The Double – Richard Ayoade’s debut as director is a quirky, intruiguing take on the apparently very popular issue of doppelgängers.
Cold In July – In making this his comeback movie, Don Johnson chose very wisely, and delivered a very good performance. Ditto for Sam Shepard and Michael C. Hall (of Six Feet Under and Dexter fame), with the latter showcasing an amazing array of emotions. A many-layered, emotional film with enough surprising turns to keep you glued to the screen.
Nebraska – A sombre, heart-wrenching look at old age and family bonds, in turns funny, tragic, and warm. Amazing performance by Bruce Dern.
Locke – For a movie that takes places entirely inside a car, and relies solely on the delivery of a single actor – a very good Tom Hardy – I didn’t find it boring at all. Life-altering conversations are conducted over the phone, and the story unfolds within an hour’s drive on English motorways. For me, it worked.
Tim’s Vermeer – a bit of a slow burner for nerdy types, this documentary casts a different light on the life and works of Dutch painter Jan Vermeer, specifically on theories as to how he created some of his most famous paintings. The light is (literally) shed by American entrepreneur and inventor Tim Jenison through his daring experiment of recreating/duplicating Vermeer’s painting techniques.
To Be Takei – this is a feel-good documentary about overcoming difficult odds, and finding love (in a hopeless place). And of course, it’s about George Takei, so what’s not to like?
The Clouds of Sils Maria – Awesome performances by Juliette Binoche and Kristen Stewart (the girl knows how to pick her roles), and an interesting story unfolding against a backdrop of stunning Alpine scenery. For a literary-minded girl like me, this was a very rewarding movie on several levels.
Nightcrawler – like I said, this was a good year to be Jake Gyllenhaal.
Begin Again – after the wonderful, deeply moving Once, John Carney’s latest effort is grievously disappointing in trying to badly replicate the success story that was Once. Boring, unengaging, predictable, no chemistry between lead characters, third-rate musical score (in a film about making music). Truly appalling.

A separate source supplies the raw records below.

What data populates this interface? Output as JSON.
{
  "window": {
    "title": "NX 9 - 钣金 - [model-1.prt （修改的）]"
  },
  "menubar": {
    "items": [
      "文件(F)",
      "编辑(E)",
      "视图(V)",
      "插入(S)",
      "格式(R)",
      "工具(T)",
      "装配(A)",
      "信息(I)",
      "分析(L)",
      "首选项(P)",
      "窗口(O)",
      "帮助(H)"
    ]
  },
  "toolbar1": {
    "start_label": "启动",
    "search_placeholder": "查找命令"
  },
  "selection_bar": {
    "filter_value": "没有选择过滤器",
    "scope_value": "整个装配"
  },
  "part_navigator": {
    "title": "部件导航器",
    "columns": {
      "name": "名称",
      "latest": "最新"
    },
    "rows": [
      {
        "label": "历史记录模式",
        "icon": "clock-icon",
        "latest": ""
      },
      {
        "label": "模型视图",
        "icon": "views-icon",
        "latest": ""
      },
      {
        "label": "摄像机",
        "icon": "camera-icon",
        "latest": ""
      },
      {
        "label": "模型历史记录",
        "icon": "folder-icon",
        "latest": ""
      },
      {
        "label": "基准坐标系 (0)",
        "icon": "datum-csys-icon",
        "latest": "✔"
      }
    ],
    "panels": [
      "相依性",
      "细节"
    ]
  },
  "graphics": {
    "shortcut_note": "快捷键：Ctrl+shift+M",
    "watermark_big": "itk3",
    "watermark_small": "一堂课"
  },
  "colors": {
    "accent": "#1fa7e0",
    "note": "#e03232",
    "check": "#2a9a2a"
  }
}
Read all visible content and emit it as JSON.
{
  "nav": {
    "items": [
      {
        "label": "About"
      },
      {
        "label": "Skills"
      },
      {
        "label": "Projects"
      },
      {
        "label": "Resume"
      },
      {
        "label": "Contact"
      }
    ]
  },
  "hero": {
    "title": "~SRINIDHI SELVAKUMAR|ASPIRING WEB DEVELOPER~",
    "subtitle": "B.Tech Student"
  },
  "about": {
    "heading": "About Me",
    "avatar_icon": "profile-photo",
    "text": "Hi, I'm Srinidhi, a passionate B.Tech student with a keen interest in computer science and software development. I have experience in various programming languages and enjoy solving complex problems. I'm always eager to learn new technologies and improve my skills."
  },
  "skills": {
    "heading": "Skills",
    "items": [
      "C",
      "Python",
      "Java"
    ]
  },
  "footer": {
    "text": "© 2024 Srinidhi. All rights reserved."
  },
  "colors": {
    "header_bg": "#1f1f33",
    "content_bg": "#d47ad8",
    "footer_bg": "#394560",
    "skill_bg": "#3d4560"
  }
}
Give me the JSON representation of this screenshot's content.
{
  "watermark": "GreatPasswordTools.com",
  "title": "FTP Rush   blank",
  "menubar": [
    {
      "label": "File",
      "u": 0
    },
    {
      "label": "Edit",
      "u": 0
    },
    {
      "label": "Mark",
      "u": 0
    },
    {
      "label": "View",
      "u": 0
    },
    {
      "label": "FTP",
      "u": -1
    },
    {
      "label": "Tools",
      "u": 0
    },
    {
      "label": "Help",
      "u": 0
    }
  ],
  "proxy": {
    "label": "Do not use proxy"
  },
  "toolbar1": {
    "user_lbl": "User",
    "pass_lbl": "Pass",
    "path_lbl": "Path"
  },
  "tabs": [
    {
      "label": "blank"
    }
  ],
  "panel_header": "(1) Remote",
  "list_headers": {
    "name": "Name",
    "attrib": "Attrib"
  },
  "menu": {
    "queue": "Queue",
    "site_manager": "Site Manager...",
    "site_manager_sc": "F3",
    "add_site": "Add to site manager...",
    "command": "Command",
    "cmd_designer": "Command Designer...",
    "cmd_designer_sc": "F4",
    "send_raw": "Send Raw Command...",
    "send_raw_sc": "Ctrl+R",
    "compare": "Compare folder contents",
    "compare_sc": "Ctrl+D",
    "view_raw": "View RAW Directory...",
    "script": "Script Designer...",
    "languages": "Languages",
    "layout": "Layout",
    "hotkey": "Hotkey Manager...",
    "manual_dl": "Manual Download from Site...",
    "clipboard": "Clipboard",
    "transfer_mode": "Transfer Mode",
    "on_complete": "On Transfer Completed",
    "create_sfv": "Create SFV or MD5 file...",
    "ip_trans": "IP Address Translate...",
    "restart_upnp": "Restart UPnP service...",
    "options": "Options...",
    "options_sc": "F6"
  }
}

Noah – One really comes to expect something different and out of the ordinary, if not always brilliant, from Darren Aronofsky. That the same person directed Requiem For A Dream, Black Swan, and this Easter-time atrocity really requires a willing suspension of disbelief. There can be no excuse for bad CGI in 2014, and yet both I, Frankenstein (one of this year’s worst movies, maybe also of all time) and Noah effectively dismiss that notion in one fell swoop. It pains me to even have to mention these two in the same sentence, but at least the former has a third-rate director, cast, and budget to account for its awfulness. What is Aronofsky’s excuse again?
What were some of the movies you enjoyed watching this year?